## DIRECTIONS
The whole of the data is to be reproduced exactly.

---------- EXCERPTED DATA

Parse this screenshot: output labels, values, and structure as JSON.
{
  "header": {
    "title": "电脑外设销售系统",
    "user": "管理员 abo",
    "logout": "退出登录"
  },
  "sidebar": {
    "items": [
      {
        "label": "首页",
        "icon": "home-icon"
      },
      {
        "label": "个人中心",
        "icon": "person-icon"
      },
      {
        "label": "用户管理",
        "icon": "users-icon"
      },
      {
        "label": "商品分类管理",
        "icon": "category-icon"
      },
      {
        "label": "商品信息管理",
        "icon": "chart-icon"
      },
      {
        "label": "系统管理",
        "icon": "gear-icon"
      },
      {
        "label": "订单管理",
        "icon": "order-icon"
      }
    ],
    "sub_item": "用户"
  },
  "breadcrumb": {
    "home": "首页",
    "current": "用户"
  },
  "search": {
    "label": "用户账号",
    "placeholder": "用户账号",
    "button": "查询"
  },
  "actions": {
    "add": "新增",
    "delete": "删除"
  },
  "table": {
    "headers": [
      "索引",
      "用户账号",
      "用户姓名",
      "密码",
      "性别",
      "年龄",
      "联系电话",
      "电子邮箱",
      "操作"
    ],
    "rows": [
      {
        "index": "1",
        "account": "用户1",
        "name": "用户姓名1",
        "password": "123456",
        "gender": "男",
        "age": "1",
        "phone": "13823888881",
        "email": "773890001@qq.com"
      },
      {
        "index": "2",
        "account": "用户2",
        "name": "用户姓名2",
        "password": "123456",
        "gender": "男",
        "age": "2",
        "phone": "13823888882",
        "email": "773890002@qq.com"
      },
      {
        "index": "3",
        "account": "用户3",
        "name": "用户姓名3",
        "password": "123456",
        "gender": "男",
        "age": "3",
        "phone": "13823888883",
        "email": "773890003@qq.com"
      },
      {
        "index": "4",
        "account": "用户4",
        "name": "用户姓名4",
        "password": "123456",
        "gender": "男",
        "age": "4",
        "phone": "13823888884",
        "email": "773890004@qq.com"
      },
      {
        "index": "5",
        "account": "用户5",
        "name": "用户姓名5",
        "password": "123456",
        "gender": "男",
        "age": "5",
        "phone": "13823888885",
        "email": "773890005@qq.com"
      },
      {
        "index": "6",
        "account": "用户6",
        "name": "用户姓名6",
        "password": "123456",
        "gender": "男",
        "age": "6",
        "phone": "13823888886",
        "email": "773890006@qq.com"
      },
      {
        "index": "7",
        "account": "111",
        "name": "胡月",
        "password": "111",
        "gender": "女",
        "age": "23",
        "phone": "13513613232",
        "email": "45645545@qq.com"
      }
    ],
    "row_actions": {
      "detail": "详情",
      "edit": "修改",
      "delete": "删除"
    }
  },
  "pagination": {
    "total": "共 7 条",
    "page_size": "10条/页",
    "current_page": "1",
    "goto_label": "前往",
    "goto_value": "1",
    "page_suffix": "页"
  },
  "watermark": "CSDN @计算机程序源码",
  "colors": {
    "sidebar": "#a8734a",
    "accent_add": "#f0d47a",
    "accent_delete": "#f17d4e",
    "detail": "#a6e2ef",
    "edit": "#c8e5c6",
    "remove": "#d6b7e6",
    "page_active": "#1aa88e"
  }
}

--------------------

## RESPONSE AREA
Parse this screenshot: output labels, values, and structure as JSON.
{
  "header": {
    "title": "电脑外设销售系统",
    "user": "管理员 abo",
    "logout": "退出登录"
  },
  "sidebar": {
    "items": [
      {
        "label": "首页",
        "icon": "home-icon"
      },
      {
        "label": "个人中心",
        "icon": "person-icon"
      },
      {
        "label": "用户管理",
        "icon": "users-icon"
      },
      {
        "label": "商品分类管理",
        "icon": "category-icon"
      },
      {
        "label": "商品信息管理",
        "icon": "chart-icon"
      },
      {
        "label": "系统管理",
        "icon": "gear-icon"
      },
      {
        "label": "订单管理",
        "icon": "order-icon"
      }
    ],
    "sub_item": "用户"
  },
  "breadcrumb": {
    "home": "首页",
    "current": "用户"
  },
  "search": {
    "label": "用户账号",
    "placeholder": "用户账号",
    "button": "查询"
  },
  "actions": {
    "add": "新增",
    "delete": "删除"
  },
  "table": {
    "headers": [
      "索引",
      "用户账号",
      "用户姓名",
      "密码",
      "性别",
      "年龄",
      "联系电话",
      "电子邮箱",
      "操作"
    ],
    "rows": [
      {
        "index": "1",
        "account": "用户1",
        "name": "用户姓名1",
        "password": "123456",
        "gender": "男",
        "age": "1",
        "phone": "13823888881",
        "email": "773890001@qq.com"
      },
      {
        "index": "2",
        "account": "用户2",
        "name": "用户姓名2",
        "password": "123456",
        "gender": "男",
        "age": "2",
        "phone": "13823888882",
        "email": "773890002@qq.com"
      },
      {
        "index": "3",
        "account": "用户3",
        "name": "用户姓名3",
        "password": "123456",
        "gender": "男",
        "age": "3",
        "phone": "13823888883",
        "email": "773890003@qq.com"
      },
      {
        "index": "4",
        "account": "用户4",
        "name": "用户姓名4",
        "password": "123456",
        "gender": "男",
        "age": "4",
        "phone": "13823888884",
        "email": "773890004@qq.com"
      },
      {
        "index": "5",
        "account": "用户5",
        "name": "用户姓名5",
        "password": "123456",
        "gender": "男",
        "age": "5",
        "phone": "13823888885",
        "email": "773890005@qq.com"
      },
      {
        "index": "6",
        "account": "用户6",
        "name": "用户姓名6",
        "password": "123456",
        "gender": "男",
        "age": "6",
        "phone": "13823888886",
        "email": "773890006@qq.com"
      },
      {
        "index": "7",
        "account": "111",
        "name": "胡月",
        "password": "111",
        "gender": "女",
        "age": "23",
        "phone": "13513613232",
        "email": "45645545@qq.com"
      }
    ],
    "row_actions": {
      "detail": "详情",
      "edit": "修改",
      "delete": "删除"
    }
  },
  "pagination": {
    "total": "共 7 条",
    "page_size": "10条/页",
    "current_page": "1",
    "goto_label": "前往",
    "goto_value": "1",
    "page_suffix": "页"
  },
  "watermark": "CSDN @计算机程序源码",
  "colors": {
    "sidebar": "#a8734a",
    "accent_add": "#f0d47a",
    "accent_delete": "#f17d4e",
    "detail": "#a6e2ef",
    "edit": "#c8e5c6",
    "remove": "#d6b7e6",
    "page_active": "#1aa88e"
  }
}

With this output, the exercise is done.